[CASPERS, THE COALITION, AND “SHAKEDOWN” RUMORS.] With Caspers’ election, Orange County politics were turned upside down. It was the dawning of a new era, and whether Caspers was a Republican or a Democrat, the special interests flocked to his office confident that they had a supervisor with whom they could do “business.”
The fact he claimed to be a Republican had little to do with the support he received from the Coalition. That group supported other Republicans including Larry Schmit for supervisor.
Caspers is rumored to have indicated that important county appointments, such as the Planning Commission, would cost an applicant $15,000.
[ENTER YOUNG TOM FUENTES.] Caspers hired a young graduate of Chapman College who had helped in his campaign to serve on this staff. As Casper’s assistant, Tom Fuentes [born: 1949] (who would become prominent in Republican circles later on) worked diligently to convince Republicans that Caspers was not what many party regulars feared, an unscrupulous opportunist who had no permanent loyalty to any political party. Fuentes was aided in his duties by the ubiquitous Frank Michelena. Michelena, a lobbyist with a checkered career, was notorious in the field of political influence. [“Checkered” is an understatement.]
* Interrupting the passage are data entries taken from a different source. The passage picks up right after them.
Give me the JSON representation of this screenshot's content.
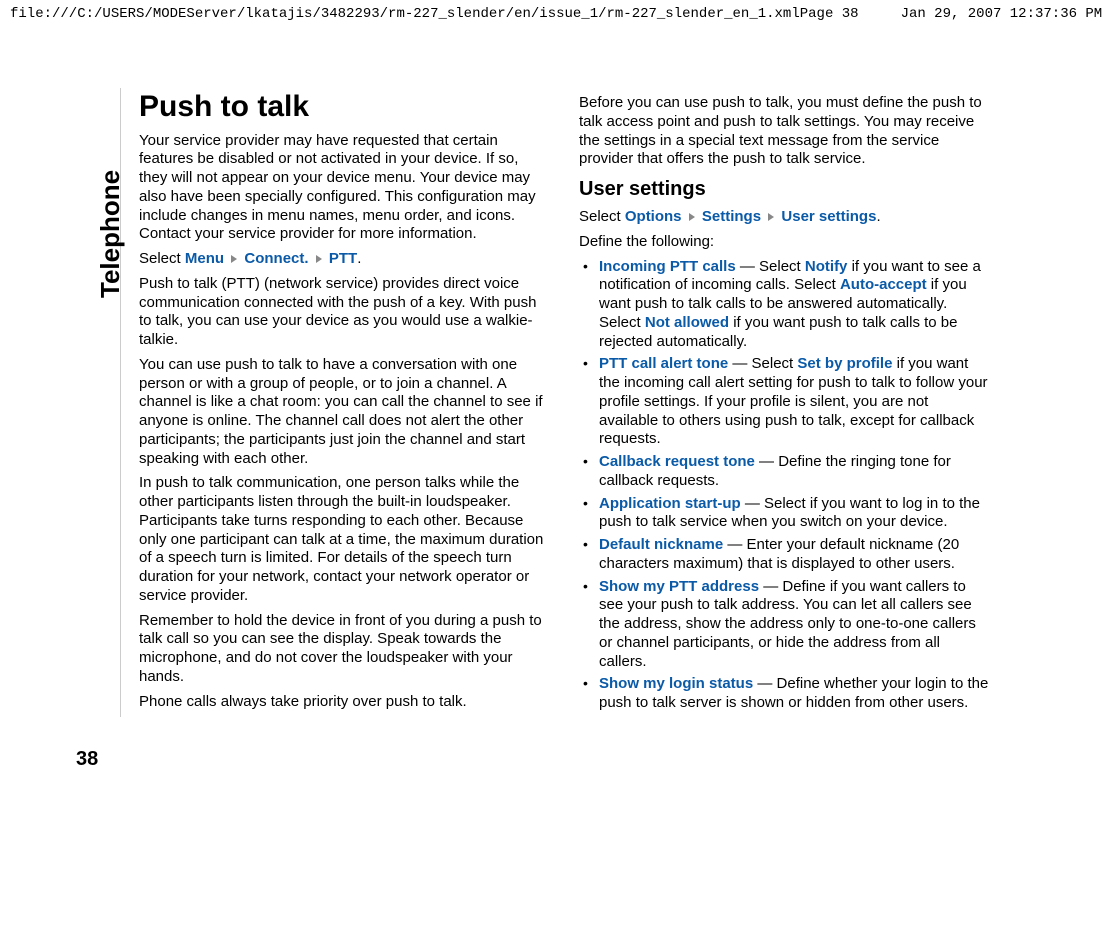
{
  "header": {
    "path": "file:///C:/USERS/MODEServer/lkatajis/3482293/rm-227_slender/en/issue_1/rm-227_slender_en_1.xml",
    "page": "Page 38",
    "timestamp": "Jan 29, 2007 12:37:36 PM"
  },
  "sidebar": {
    "section": "Telephone",
    "pageNumber": "38"
  },
  "col1": {
    "title": "Push to talk",
    "intro": "Your service provider may have requested that certain features be disabled or not activated in your device. If so, they will not appear on your device menu. Your device may also have been specially configured. This configuration may include changes in menu names, menu order, and icons. Contact your service provider for more information.",
    "selectPrefix": "Select ",
    "menu1": "Menu",
    "menu2": "Connect.",
    "menu3": "PTT",
    "p2": "Push to talk (PTT) (network service) provides direct voice communication connected with the push of a key. With push to talk, you can use your device as you would use a walkie-talkie.",
    "p3": "You can use push to talk to have a conversation with one person or with a group of people, or to join a channel. A channel is like a chat room: you can call the channel to see if anyone is online. The channel call does not alert the other participants; the participants just join the channel and start speaking with each other.",
    "p4": "In push to talk communication, one person talks while the other participants listen through the built-in loudspeaker. Participants take turns responding to each other. Because only one participant can talk at a time, the maximum duration of a speech turn is limited. For details of the speech turn duration for your network, contact your network operator or service provider.",
    "p5": "Remember to hold the device in front of you during a push to talk call so you can see the display. Speak towards the microphone, and do not cover the loudspeaker with your hands.",
    "p6": "Phone calls always take priority over push to talk."
  },
  "col2": {
    "intro": "Before you can use push to talk, you must define the push to talk access point and push to talk settings. You may receive the settings in a special text message from the service provider that offers the push to talk service.",
    "h2": "User settings",
    "selectPrefix": "Select ",
    "m1": "Options",
    "m2": "Settings",
    "m3": "User settings",
    "define": "Define the following:",
    "items": [
      {
        "term": "Incoming PTT calls",
        "t1": " — Select ",
        "o1": "Notify",
        "t2": " if you want to see a notification of incoming calls. Select ",
        "o2": "Auto-accept",
        "t3": " if you want push to talk calls to be answered automatically. Select ",
        "o3": "Not allowed",
        "t4": " if you want push to talk calls to be rejected automatically."
      },
      {
        "term": "PTT call alert tone",
        "t1": " — Select ",
        "o1": "Set by profile",
        "t2": " if you want the incoming call alert setting for push to talk to follow your profile settings. If your profile is silent, you are not available to others using push to talk, except for callback requests."
      },
      {
        "term": "Callback request tone",
        "t1": " — Define the ringing tone for callback requests."
      },
      {
        "term": "Application start-up",
        "t1": " — Select if you want to log in to the push to talk service when you switch on your device."
      },
      {
        "term": "Default nickname",
        "t1": " — Enter your default nickname (20 characters maximum) that is displayed to other users."
      },
      {
        "term": "Show my PTT address",
        "t1": " — Define if you want callers to see your push to talk address. You can let all callers see the address, show the address only to one-to-one callers or channel participants, or hide the address from all callers."
      },
      {
        "term": "Show my login status",
        "t1": " — Define whether your login to the push to talk server is shown or hidden from other users."
      }
    ]
  }
}
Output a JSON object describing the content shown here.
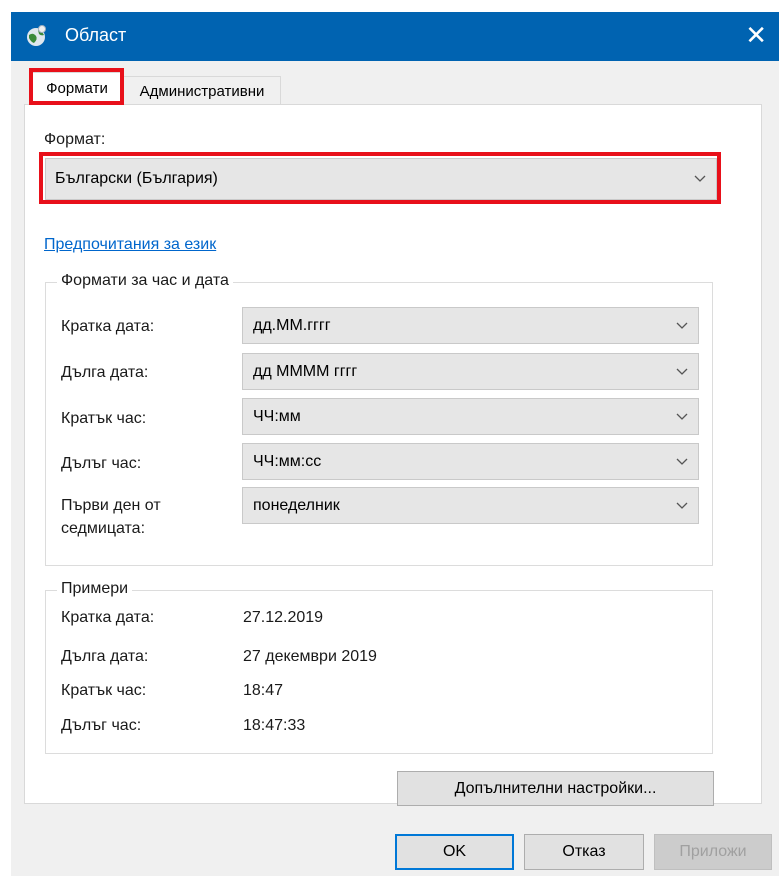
{
  "window": {
    "title": "Област",
    "close_glyph": "✕"
  },
  "tabs": [
    {
      "label": "Формати",
      "selected": true
    },
    {
      "label": "Административни",
      "selected": false
    }
  ],
  "format": {
    "label": "Формат:",
    "value": "Български (България)"
  },
  "language_link": "Предпочитания за език",
  "datetime_group": {
    "title": "Формати за час и дата",
    "rows": [
      {
        "label": "Кратка дата:",
        "value": "дд.ММ.гггг"
      },
      {
        "label": "Дълга дата:",
        "value": "дд ММММ гггг"
      },
      {
        "label": "Кратък час:",
        "value": "ЧЧ:мм"
      },
      {
        "label": "Дълъг час:",
        "value": "ЧЧ:мм:сс"
      },
      {
        "label_line1": "Първи ден от",
        "label_line2": "седмицата:",
        "value": "понеделник"
      }
    ]
  },
  "examples_group": {
    "title": "Примери",
    "rows": [
      {
        "label": "Кратка дата:",
        "value": "27.12.2019"
      },
      {
        "label": "Дълга дата:",
        "value": "27 декември 2019"
      },
      {
        "label": "Кратък час:",
        "value": "18:47"
      },
      {
        "label": "Дълъг час:",
        "value": "18:47:33"
      }
    ]
  },
  "buttons": {
    "additional": "Допълнителни настройки...",
    "ok": "OK",
    "cancel": "Отказ",
    "apply": "Приложи"
  },
  "colors": {
    "titlebar": "#0063b1",
    "highlight": "#e8101a",
    "link": "#0066cc"
  },
  "icons": [
    "globe-icon",
    "close-icon",
    "chevron-down-icon"
  ]
}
If there were ever any doubts regarding Casper’s ties to the Democratic Party, they were soon dispelled. It was discovered later that Caspers had a business arrangement with [Democrat] Ken Cory through a company called Anaheim Insurance Agency. It was out of the office of this company that Democrats operated their registration efforts in Orange County. Assemblyman Cory was to be the subject of a criminal investigation concerning the no bid purchase of insurance by the City of Carson in Los Angles County. Although several Carson City Councilmen were involved, Cory was never indicted.
[ORGANIZED CRIME?] In a later criminal case, a paid informant with reputed ties to organized crime would allege that Caspers had received a $600,000 loan from two banks, Coast and U.S. National. The informant, Gene Conrad, had been working with the district attorney’s office in an attempt to connect the Board of Supervisors to the syndicate. Conrad’s testimony did not bear out the suspicion of the D.A. that supervisors had been provided with interest-free loans from gambling interests. Conrad stated that his research had determined that the loan in question did carry interest. Whether it was ever paid back remains a mystery.
Casper’s career was cut short on June 14, 1974, when he disappeared at sea aboard the Shooting Star owned by Fred Harber. Caspers and his two sons were returning from a trip to Cabo San Lucas in Baja California when Harber’s converted … rescue craft was overtaken by a violent storm. After sending out a mayday signal on January 13, the vessel was never heard from again, and all of the occupants were presumed dead, lost at sea.
[FUENTES AND OVERBY DODGE A BULLET.] Tom Fuentes, who was scheduled to go on the trip, backed out at the last minute, and was saved from a similar fate. Another county luminary who backed out of the ill-fated trip at the last minute was Lyle Overby.
Despite a full-scale search operation directed by Fuentes that included the use of commercial swordfishing “spotter planes,” no trace of the craft of its passengers was ever found.
SEE Part 11
*OC DA Cecil Hicks' phrase (referring to Louis Cella, et al.)